__TASK REQUIREMENTS__
Find every line of the data below that has "this" in it. Reply with the number only.

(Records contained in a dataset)
== == ==

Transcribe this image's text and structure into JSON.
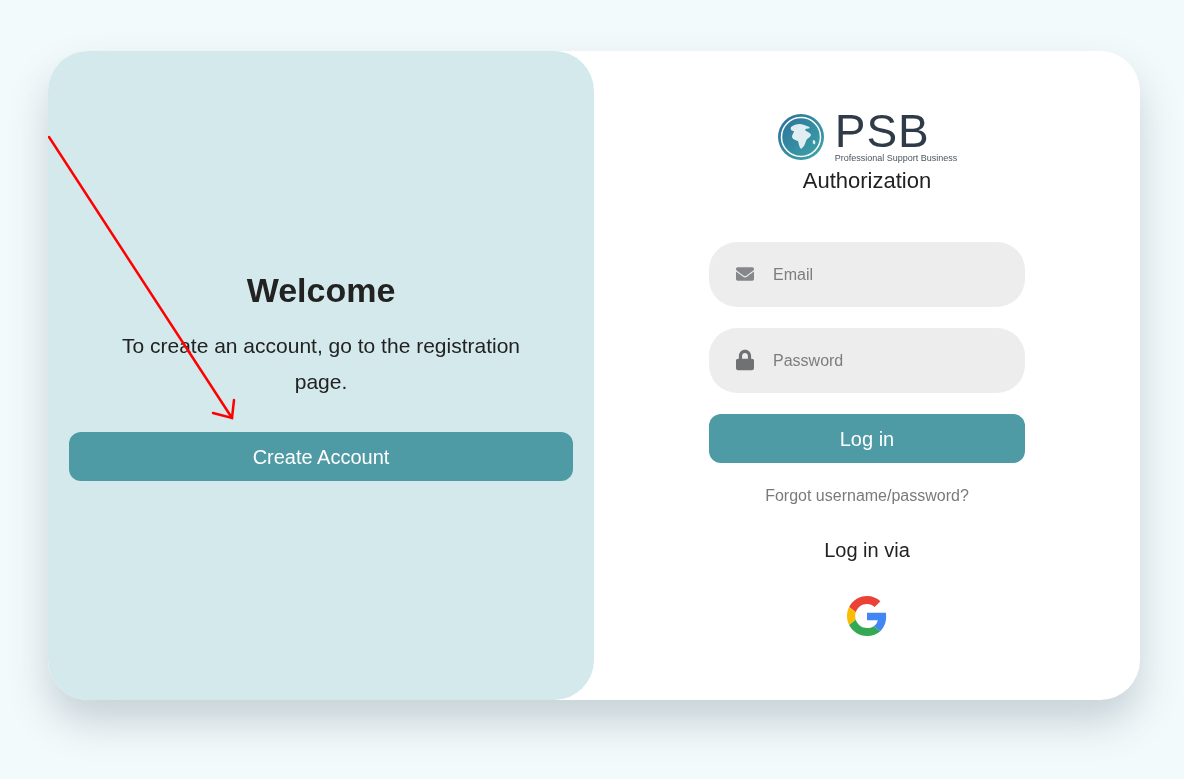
{
  "welcome_panel": {
    "title": "Welcome",
    "message": "To create an account, go to the registration page.",
    "button": "Create Account"
  },
  "login_panel": {
    "logo": {
      "text": "PSB",
      "tagline": "Professional Support Business"
    },
    "title": "Authorization",
    "fields": [
      {
        "kind": "email",
        "placeholder": "Email"
      },
      {
        "kind": "password",
        "placeholder": "Password"
      }
    ],
    "submit_button": "Log in",
    "forgot_link": "Forgot username/password?",
    "social_label": "Log in via"
  }
}
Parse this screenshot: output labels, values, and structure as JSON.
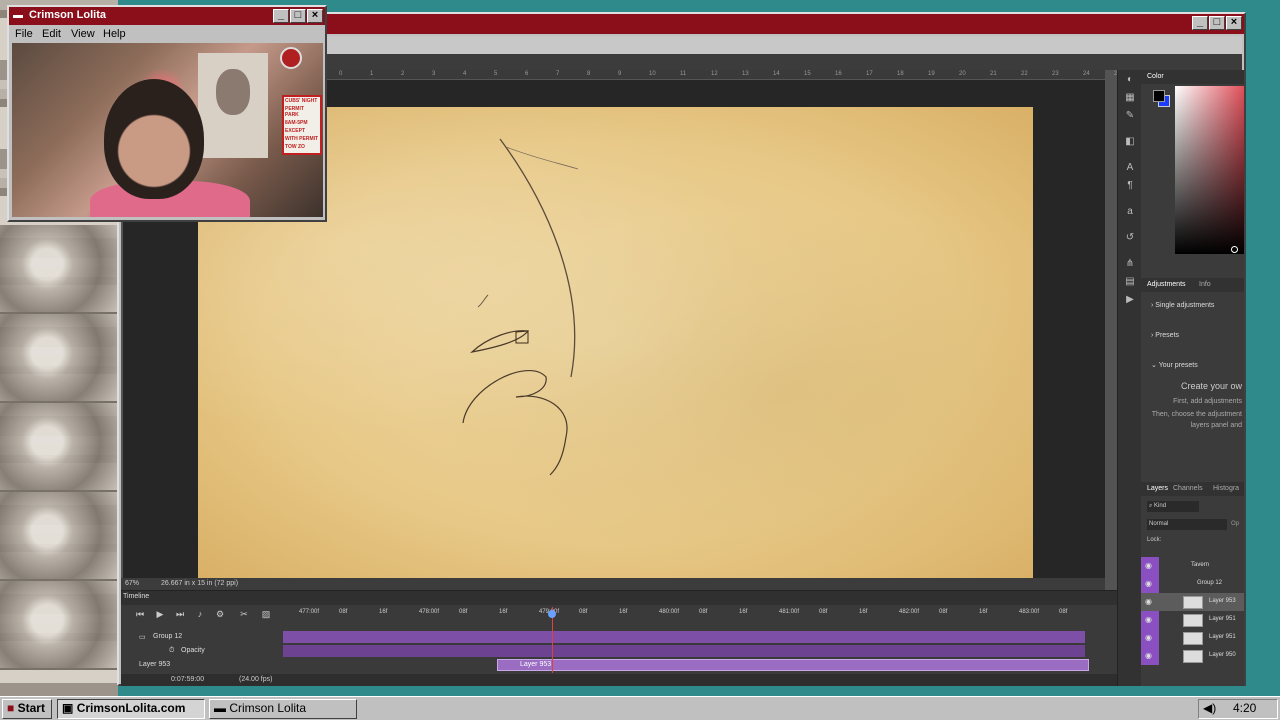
{
  "webcam_window": {
    "title": "Crimson Lolita",
    "menu": [
      "File",
      "Edit",
      "View",
      "Help"
    ],
    "sign_lines": [
      "CUBS' NIGHT",
      "PERMIT PARK",
      "8AM-5PM",
      "EXCEPT",
      "WITH PERMIT",
      "TOW ZO"
    ]
  },
  "ps": {
    "status_zoom": "67%",
    "status_doc": "26.667 in x 15 in (72 ppi)",
    "ruler_labels": [
      "1",
      "6",
      "4",
      "3",
      "2",
      "1",
      "0",
      "1",
      "2",
      "3",
      "4",
      "5",
      "6",
      "7",
      "8",
      "9",
      "10",
      "11",
      "12",
      "13",
      "14",
      "15",
      "16",
      "17",
      "18",
      "19",
      "20",
      "21",
      "22",
      "23",
      "24",
      "25",
      "26",
      "27",
      "28"
    ],
    "timeline": {
      "tab": "Timeline",
      "time_labels": [
        "477:00f",
        "08f",
        "16f",
        "478:00f",
        "08f",
        "16f",
        "479:00f",
        "08f",
        "16f",
        "480:00f",
        "08f",
        "16f",
        "481:00f",
        "08f",
        "16f",
        "482:00f",
        "08f",
        "16f",
        "483:00f",
        "08f"
      ],
      "rows": {
        "group": "Group 12",
        "opacity": "Opacity",
        "layer": "Layer 953"
      },
      "clip_label": "Layer 953",
      "current_time": "0:07:59:00",
      "fps": "(24.00 fps)"
    },
    "color_panel": {
      "tab": "Color",
      "fg": "#000000",
      "bg": "#1a3cff"
    },
    "adjustments": {
      "tabs": [
        "Adjustments",
        "Info"
      ],
      "items": [
        "Single adjustments",
        "Presets",
        "Your presets"
      ],
      "create_title": "Create your ow",
      "create_lines": [
        "First, add adjustments",
        "Then, choose the adjustment",
        "layers panel and"
      ]
    },
    "layers": {
      "tabs": [
        "Layers",
        "Channels",
        "Histogra"
      ],
      "kind": "Kind",
      "blend": "Normal",
      "opacity_short": "Op",
      "lock_label": "Lock:",
      "rows": [
        {
          "name": "Tavern",
          "type": "group"
        },
        {
          "name": "Group 12",
          "type": "group"
        },
        {
          "name": "Layer 953",
          "type": "layer",
          "selected": true
        },
        {
          "name": "Layer 951",
          "type": "layer"
        },
        {
          "name": "Layer 951",
          "type": "layer"
        },
        {
          "name": "Layer 950",
          "type": "layer"
        }
      ]
    }
  },
  "taskbar": {
    "start": "Start",
    "buttons": [
      "CrimsonLolita.com",
      "Crimson Lolita"
    ],
    "clock": "4:20 PM"
  },
  "colors": {
    "titlebar": "#8a0f1a",
    "timeline_track": "#7e4fa6",
    "canvas": "#e7c886"
  }
}
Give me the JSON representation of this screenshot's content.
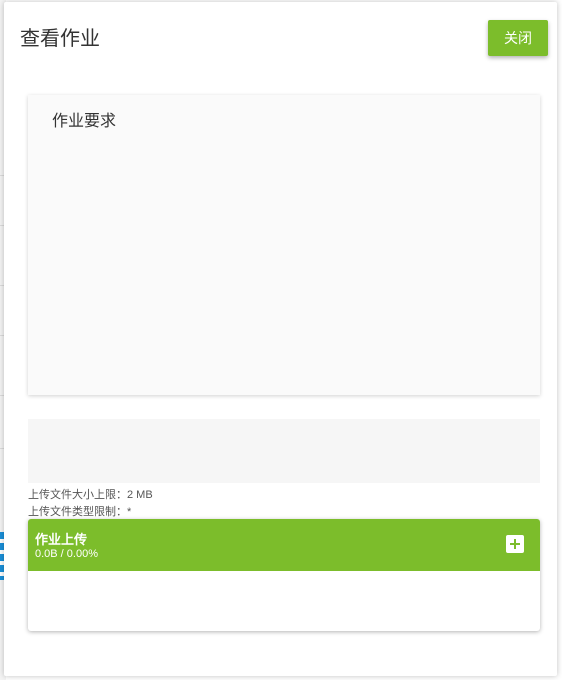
{
  "modal": {
    "title": "查看作业",
    "close_label": "关闭"
  },
  "requirements": {
    "title": "作业要求"
  },
  "upload": {
    "size_limit": "上传文件大小上限：2 MB",
    "type_limit": "上传文件类型限制：*",
    "panel_title": "作业上传",
    "progress": "0.0B / 0.00%",
    "add_icon": "plus-icon"
  },
  "colors": {
    "accent": "#7cbd2b",
    "background_link": "#1a8fd8"
  }
}
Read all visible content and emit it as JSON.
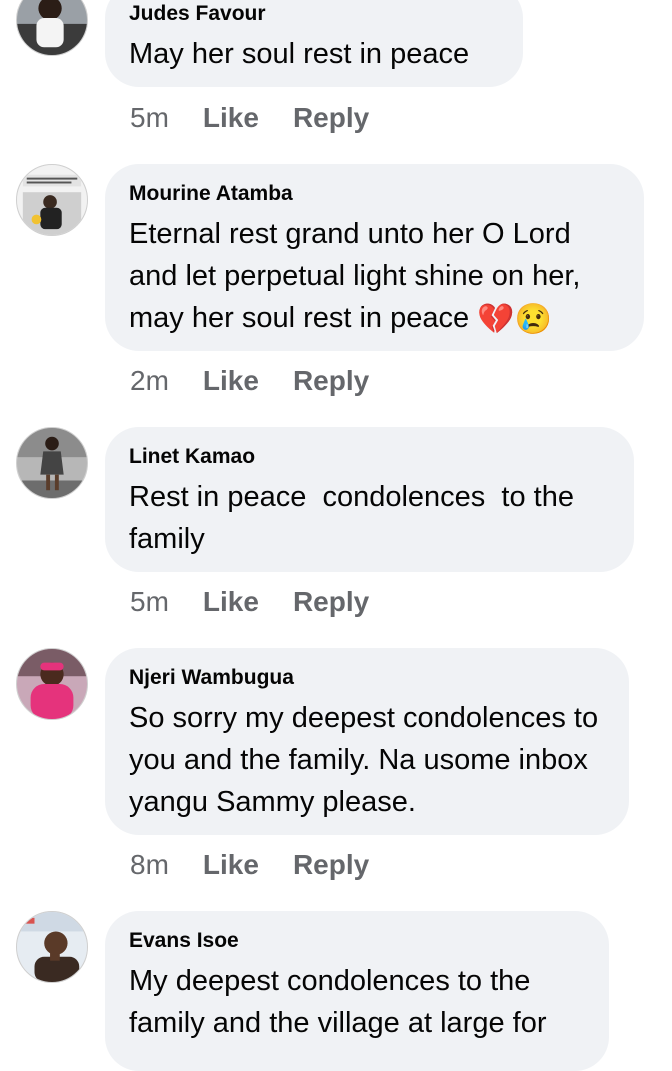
{
  "comments": [
    {
      "author": "Judes Favour",
      "text": "May her soul rest in peace",
      "time": "5m",
      "like_label": "Like",
      "reply_label": "Reply"
    },
    {
      "author": "Mourine Atamba",
      "text": "Eternal rest grand unto her O Lord and let perpetual light shine on her, may her soul rest in peace",
      "emojis": [
        "💔",
        "😢"
      ],
      "time": "2m",
      "like_label": "Like",
      "reply_label": "Reply"
    },
    {
      "author": "Linet Kamao",
      "text": "Rest in peace  condolences  to the family",
      "time": "5m",
      "like_label": "Like",
      "reply_label": "Reply"
    },
    {
      "author": "Njeri Wambugua",
      "text": "So sorry my deepest condolences to you and the family. Na usome inbox yangu Sammy please.",
      "time": "8m",
      "like_label": "Like",
      "reply_label": "Reply"
    },
    {
      "author": "Evans Isoe",
      "text": "My deepest condolences to the family and the village at large for"
    }
  ]
}
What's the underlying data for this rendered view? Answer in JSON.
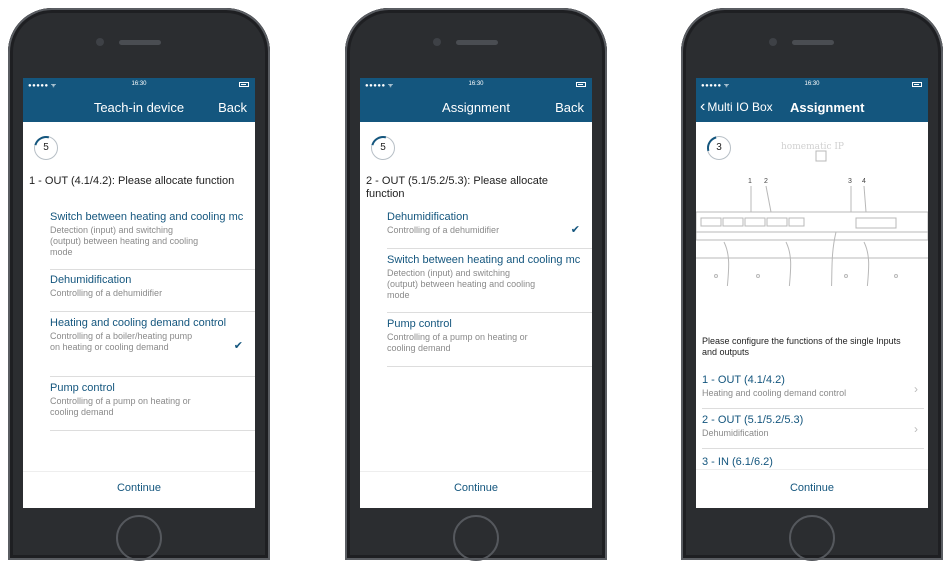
{
  "status": {
    "signal": "●●●●● ᯤ",
    "time": "16:30"
  },
  "phone1": {
    "title": "Teach-in device",
    "back": "Back",
    "step": "5",
    "heading": "1 - OUT (4.1/4.2): Please allocate function",
    "options": [
      {
        "title": "Switch between heating and cooling mc",
        "desc": "Detection (input) and switching (output) between heating and cooling mode",
        "checked": false
      },
      {
        "title": "Dehumidification",
        "desc": "Controlling of a dehumidifier",
        "checked": false
      },
      {
        "title": "Heating and cooling demand control",
        "desc": "Controlling of a boiler/heating pump on heating or cooling demand",
        "checked": true
      },
      {
        "title": "Pump control",
        "desc": "Controlling of a pump on heating or cooling demand",
        "checked": false
      }
    ],
    "continue": "Continue"
  },
  "phone2": {
    "title": "Assignment",
    "back": "Back",
    "step": "5",
    "heading": "2 - OUT (5.1/5.2/5.3): Please allocate function",
    "options": [
      {
        "title": "Dehumidification",
        "desc": "Controlling of a dehumidifier",
        "checked": true
      },
      {
        "title": "Switch between heating and cooling mc",
        "desc": "Detection (input) and switching (output) between heating and cooling mode",
        "checked": false
      },
      {
        "title": "Pump control",
        "desc": "Controlling of a pump on heating or cooling demand",
        "checked": false
      }
    ],
    "continue": "Continue"
  },
  "phone3": {
    "back_label": "Multi IO Box",
    "title": "Assignment",
    "step": "3",
    "logo": "homematic IP",
    "diagram_labels": [
      "1",
      "2",
      "3",
      "4"
    ],
    "configure_text": "Please configure the functions of the single Inputs and outputs",
    "rows": [
      {
        "title": "1 - OUT (4.1/4.2)",
        "desc": "Heating and cooling demand control"
      },
      {
        "title": "2 - OUT (5.1/5.2/5.3)",
        "desc": "Dehumidification"
      },
      {
        "title": "3 - IN (6.1/6.2)",
        "desc": ""
      }
    ],
    "continue": "Continue"
  },
  "icons": {
    "check": "checkmark-icon",
    "chevron_right": "chevron-right-icon",
    "chevron_left": "chevron-left-icon"
  },
  "colors": {
    "navbar": "#14567e",
    "link": "#14567e"
  }
}
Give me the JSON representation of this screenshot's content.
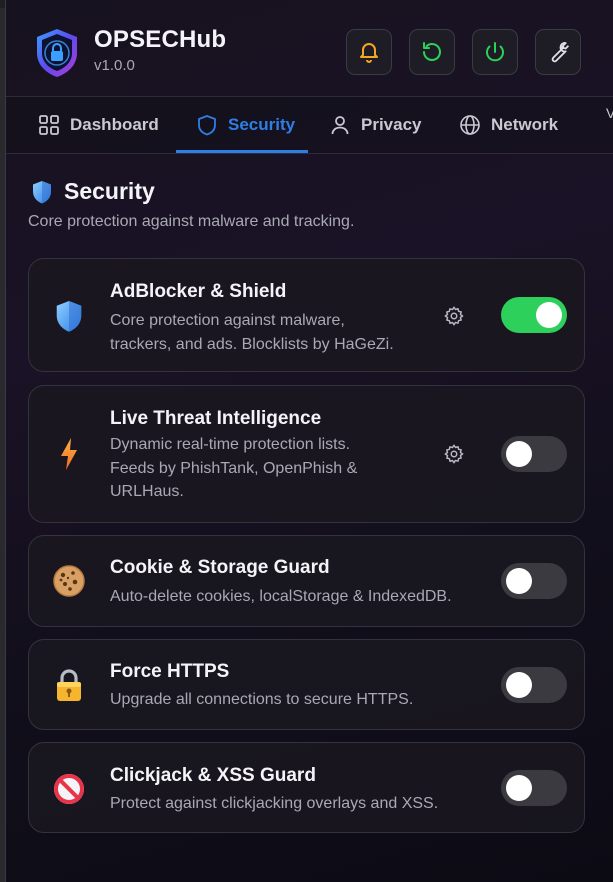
{
  "app": {
    "title": "OPSECHub",
    "version": "v1.0.0"
  },
  "header_buttons": [
    {
      "icon": "bell-icon",
      "color": "#f5a623"
    },
    {
      "icon": "refresh-icon",
      "color": "#2dd05a"
    },
    {
      "icon": "power-icon",
      "color": "#2dd05a"
    },
    {
      "icon": "wrench-icon",
      "color": "#e0e0e6"
    }
  ],
  "tabs": [
    {
      "label": "Dashboard",
      "icon": "grid-icon",
      "active": false
    },
    {
      "label": "Security",
      "icon": "shield-icon",
      "active": true
    },
    {
      "label": "Privacy",
      "icon": "user-icon",
      "active": false
    },
    {
      "label": "Network",
      "icon": "globe-icon",
      "active": false
    }
  ],
  "tabs_overflow": "V",
  "section": {
    "title": "Security",
    "description": "Core protection against malware and tracking."
  },
  "features": [
    {
      "title": "AdBlocker & Shield",
      "description": [
        "Core protection against malware,",
        "trackers, and ads. Blocklists by HaGeZi."
      ],
      "icon": "shield-icon",
      "has_settings": true,
      "enabled": true
    },
    {
      "title": "Live Threat Intelligence",
      "description": [
        "Dynamic real-time protection lists.",
        "Feeds by PhishTank, OpenPhish &",
        "URLHaus."
      ],
      "icon": "lightning-icon",
      "has_settings": true,
      "enabled": false
    },
    {
      "title": "Cookie & Storage Guard",
      "description": [
        "Auto-delete cookies, localStorage & IndexedDB."
      ],
      "icon": "cookie-icon",
      "has_settings": false,
      "enabled": false
    },
    {
      "title": "Force HTTPS",
      "description": [
        "Upgrade all connections to secure HTTPS."
      ],
      "icon": "lock-icon",
      "has_settings": false,
      "enabled": false
    },
    {
      "title": "Clickjack & XSS Guard",
      "description": [
        "Protect against clickjacking overlays and XSS."
      ],
      "icon": "prohibited-icon",
      "has_settings": false,
      "enabled": false
    }
  ],
  "colors": {
    "accent": "#2f7ee6",
    "toggle_on": "#2dd05a",
    "toggle_off": "#3a3a40"
  }
}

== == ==

__EXPECTED ANSWER__
5